▸ Input material:
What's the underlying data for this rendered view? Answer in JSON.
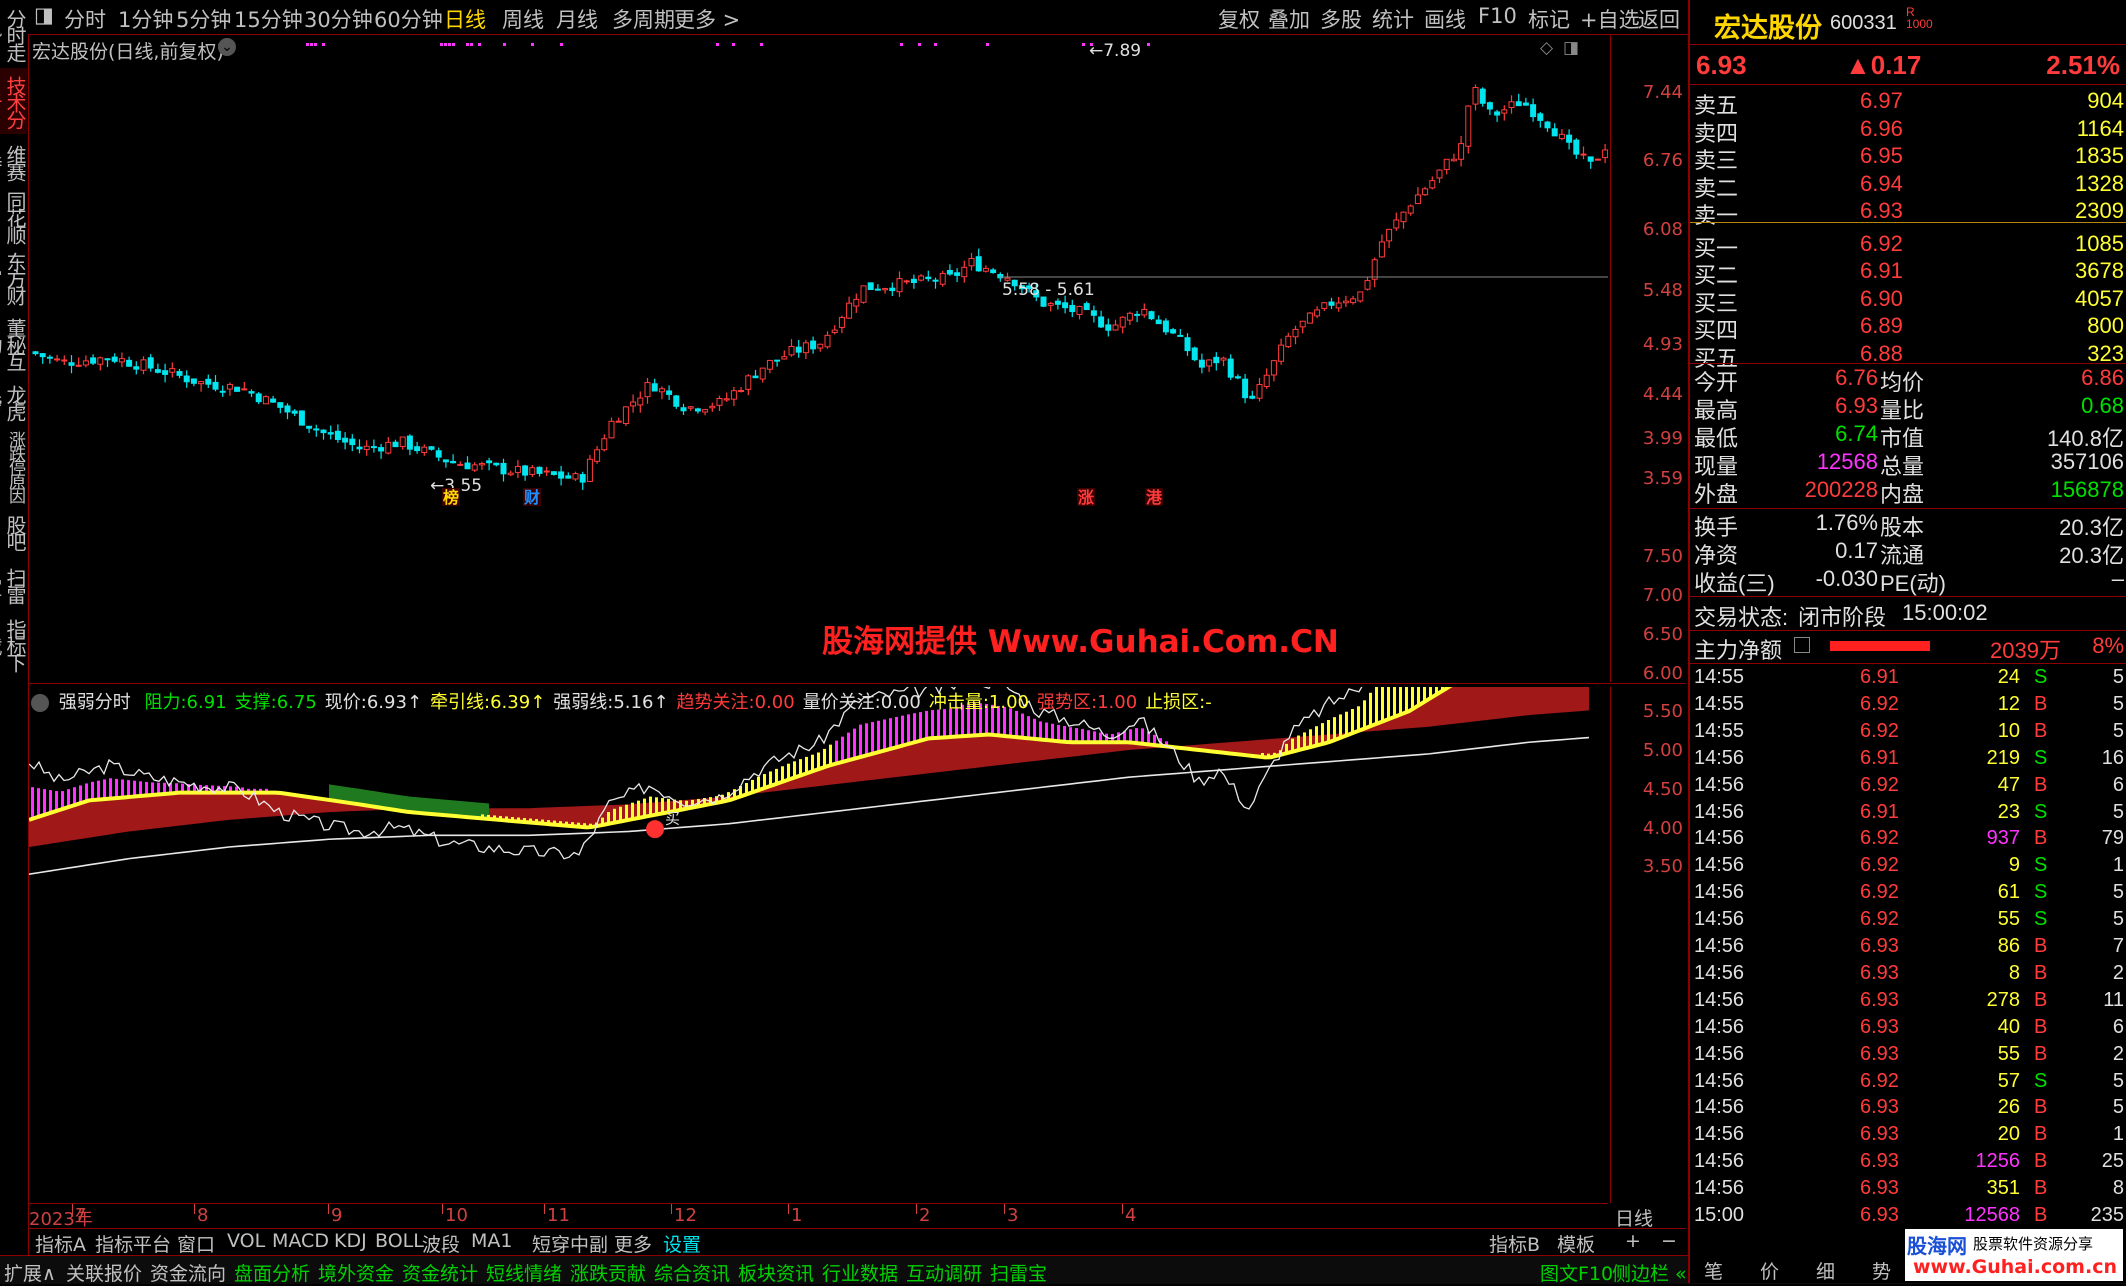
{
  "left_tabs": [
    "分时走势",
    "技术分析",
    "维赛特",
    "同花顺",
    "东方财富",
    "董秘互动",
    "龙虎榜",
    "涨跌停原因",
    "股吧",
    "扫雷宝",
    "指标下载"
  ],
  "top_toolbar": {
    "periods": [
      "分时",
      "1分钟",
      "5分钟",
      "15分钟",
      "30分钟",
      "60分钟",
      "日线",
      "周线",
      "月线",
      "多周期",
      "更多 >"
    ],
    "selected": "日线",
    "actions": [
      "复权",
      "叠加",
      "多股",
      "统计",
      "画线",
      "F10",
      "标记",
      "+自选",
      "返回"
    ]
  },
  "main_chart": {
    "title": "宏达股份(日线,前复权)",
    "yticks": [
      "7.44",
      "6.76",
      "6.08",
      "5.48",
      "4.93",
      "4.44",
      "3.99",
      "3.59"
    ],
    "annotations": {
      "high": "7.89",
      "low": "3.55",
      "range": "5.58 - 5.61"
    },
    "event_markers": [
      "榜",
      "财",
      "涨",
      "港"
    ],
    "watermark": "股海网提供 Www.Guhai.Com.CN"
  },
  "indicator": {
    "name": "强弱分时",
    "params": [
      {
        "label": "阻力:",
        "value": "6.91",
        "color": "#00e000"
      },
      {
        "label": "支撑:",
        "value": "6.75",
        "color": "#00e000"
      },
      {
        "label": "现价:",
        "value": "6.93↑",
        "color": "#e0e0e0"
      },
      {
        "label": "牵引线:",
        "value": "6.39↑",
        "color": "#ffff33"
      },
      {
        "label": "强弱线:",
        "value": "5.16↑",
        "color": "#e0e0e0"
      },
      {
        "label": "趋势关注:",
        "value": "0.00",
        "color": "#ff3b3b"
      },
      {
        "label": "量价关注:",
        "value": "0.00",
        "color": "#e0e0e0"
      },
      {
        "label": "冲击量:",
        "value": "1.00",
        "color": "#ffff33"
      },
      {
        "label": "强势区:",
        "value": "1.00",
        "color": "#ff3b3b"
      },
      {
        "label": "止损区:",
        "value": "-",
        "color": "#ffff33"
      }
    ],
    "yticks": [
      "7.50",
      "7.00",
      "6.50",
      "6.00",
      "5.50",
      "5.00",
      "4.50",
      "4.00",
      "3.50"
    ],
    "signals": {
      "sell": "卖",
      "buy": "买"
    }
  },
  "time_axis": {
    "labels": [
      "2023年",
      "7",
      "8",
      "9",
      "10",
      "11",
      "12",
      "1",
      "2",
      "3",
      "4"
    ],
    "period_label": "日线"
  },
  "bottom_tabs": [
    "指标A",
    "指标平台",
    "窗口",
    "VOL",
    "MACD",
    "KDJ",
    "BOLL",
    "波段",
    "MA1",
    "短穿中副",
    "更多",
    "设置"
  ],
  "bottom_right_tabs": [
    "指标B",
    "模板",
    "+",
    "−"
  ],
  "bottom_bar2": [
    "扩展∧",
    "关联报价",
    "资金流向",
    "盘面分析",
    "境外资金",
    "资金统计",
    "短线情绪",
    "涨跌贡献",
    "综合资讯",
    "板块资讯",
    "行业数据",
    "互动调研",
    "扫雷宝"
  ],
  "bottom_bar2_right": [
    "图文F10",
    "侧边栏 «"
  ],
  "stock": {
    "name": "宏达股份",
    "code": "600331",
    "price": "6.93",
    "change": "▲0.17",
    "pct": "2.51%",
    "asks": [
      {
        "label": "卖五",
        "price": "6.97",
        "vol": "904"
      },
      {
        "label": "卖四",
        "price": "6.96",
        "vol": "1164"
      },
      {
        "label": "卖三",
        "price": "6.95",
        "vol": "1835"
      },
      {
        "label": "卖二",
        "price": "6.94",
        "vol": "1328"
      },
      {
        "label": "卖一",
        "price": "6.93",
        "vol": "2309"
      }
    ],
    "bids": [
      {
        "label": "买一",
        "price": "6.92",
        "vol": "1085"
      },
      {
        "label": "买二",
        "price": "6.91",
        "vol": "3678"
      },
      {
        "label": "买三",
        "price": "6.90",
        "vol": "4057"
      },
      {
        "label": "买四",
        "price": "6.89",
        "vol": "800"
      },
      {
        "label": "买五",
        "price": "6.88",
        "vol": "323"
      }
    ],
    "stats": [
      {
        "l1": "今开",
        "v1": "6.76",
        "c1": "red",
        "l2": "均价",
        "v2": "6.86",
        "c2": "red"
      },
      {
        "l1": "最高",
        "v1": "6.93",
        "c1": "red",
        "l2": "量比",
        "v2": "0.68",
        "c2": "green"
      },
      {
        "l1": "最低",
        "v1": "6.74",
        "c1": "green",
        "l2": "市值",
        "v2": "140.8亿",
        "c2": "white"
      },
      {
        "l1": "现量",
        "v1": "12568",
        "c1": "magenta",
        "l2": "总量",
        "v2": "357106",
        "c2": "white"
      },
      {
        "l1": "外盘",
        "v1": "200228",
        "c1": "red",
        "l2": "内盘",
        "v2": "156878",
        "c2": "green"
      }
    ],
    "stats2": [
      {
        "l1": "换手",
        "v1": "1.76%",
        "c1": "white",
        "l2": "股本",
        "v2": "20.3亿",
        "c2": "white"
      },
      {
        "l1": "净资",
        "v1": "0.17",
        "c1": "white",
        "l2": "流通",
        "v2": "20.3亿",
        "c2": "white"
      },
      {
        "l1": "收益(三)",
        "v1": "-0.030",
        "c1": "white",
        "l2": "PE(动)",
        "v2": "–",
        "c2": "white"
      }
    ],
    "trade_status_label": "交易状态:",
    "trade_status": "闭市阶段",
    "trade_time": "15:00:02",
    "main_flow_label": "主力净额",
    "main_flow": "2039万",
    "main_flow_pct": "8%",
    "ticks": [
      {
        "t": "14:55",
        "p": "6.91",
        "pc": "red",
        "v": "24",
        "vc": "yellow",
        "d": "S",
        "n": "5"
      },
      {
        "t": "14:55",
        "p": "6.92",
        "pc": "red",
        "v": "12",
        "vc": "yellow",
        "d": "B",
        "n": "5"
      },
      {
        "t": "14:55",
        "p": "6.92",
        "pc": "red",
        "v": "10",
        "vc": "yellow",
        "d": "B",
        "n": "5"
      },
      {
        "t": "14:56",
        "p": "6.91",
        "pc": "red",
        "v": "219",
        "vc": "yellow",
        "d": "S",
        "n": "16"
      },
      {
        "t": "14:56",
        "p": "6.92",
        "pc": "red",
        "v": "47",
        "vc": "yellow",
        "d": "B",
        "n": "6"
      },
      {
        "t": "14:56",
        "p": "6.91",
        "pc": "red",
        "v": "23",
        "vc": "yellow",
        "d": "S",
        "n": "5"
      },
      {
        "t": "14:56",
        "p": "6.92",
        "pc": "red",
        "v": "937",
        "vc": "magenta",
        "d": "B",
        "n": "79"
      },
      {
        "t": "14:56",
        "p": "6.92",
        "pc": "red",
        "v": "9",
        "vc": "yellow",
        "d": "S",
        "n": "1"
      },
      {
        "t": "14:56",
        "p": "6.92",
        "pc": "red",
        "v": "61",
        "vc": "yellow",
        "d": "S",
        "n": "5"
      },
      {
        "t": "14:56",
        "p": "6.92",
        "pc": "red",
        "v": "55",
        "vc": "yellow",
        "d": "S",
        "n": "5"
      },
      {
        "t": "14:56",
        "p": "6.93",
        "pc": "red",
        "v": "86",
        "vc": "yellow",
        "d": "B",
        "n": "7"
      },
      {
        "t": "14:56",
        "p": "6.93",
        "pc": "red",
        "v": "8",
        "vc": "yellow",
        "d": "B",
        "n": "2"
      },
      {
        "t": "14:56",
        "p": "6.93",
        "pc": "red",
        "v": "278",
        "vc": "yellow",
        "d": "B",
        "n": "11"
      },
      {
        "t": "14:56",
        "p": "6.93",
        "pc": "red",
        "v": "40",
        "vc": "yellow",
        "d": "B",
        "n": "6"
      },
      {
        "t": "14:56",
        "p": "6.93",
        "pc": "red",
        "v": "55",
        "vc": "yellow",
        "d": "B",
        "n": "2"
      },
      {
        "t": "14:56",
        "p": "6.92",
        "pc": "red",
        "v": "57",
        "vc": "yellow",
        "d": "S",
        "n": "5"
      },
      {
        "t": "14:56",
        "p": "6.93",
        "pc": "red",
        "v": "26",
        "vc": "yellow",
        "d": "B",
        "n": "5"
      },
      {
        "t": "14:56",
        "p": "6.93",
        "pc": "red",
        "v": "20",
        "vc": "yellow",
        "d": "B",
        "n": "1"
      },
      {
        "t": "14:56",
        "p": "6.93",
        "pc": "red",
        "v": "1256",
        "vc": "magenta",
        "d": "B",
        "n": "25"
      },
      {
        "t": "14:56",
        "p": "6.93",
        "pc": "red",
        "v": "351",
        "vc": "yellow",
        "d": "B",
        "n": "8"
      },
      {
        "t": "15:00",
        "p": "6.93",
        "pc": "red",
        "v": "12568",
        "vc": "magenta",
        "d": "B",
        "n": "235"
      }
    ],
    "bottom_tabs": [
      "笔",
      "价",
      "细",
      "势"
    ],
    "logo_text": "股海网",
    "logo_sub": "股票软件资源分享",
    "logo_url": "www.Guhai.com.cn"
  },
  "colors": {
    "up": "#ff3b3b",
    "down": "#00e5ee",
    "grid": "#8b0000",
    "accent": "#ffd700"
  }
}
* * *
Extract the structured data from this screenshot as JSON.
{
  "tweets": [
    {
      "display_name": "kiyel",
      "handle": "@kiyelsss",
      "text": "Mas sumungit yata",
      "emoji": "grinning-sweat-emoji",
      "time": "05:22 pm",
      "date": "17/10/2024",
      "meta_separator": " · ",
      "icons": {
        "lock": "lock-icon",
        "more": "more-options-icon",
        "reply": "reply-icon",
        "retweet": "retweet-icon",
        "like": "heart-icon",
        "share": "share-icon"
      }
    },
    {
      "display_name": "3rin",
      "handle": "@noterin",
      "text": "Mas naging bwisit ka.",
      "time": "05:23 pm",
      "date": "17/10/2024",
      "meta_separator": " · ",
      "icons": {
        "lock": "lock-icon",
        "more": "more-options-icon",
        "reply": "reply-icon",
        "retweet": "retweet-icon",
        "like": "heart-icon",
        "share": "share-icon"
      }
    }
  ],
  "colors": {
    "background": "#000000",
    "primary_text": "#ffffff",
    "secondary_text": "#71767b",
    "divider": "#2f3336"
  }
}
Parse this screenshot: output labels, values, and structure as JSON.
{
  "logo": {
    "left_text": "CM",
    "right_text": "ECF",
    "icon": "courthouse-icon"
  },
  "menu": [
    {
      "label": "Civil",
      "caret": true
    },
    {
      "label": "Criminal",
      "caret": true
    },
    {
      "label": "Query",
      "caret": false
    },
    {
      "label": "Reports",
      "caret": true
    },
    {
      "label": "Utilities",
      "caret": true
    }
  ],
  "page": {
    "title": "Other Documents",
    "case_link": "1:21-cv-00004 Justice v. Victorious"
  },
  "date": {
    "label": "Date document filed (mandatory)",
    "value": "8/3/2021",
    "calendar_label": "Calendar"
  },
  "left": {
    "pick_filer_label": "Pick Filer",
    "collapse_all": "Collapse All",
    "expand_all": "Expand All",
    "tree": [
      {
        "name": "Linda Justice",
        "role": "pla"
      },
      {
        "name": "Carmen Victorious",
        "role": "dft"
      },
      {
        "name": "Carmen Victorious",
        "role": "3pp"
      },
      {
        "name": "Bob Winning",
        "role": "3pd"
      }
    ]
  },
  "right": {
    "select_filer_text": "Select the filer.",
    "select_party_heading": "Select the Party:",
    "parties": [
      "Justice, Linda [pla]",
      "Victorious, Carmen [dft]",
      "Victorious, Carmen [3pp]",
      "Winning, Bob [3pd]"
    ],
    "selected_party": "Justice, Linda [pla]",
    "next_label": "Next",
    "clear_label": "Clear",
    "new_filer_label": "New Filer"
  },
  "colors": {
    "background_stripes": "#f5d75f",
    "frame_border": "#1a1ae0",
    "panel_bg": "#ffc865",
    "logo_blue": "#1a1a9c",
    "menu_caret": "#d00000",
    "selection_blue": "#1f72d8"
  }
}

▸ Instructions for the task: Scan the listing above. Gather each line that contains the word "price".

▸ Answer below:
    "price": "6.93",
        "price": "6.97",
        "price": "6.96",
        "price": "6.95",
        "price": "6.94",
        "price": "6.93",
        "price": "6.92",
        "price": "6.91",
        "price": "6.90",
        "price": "6.89",
        "price": "6.88",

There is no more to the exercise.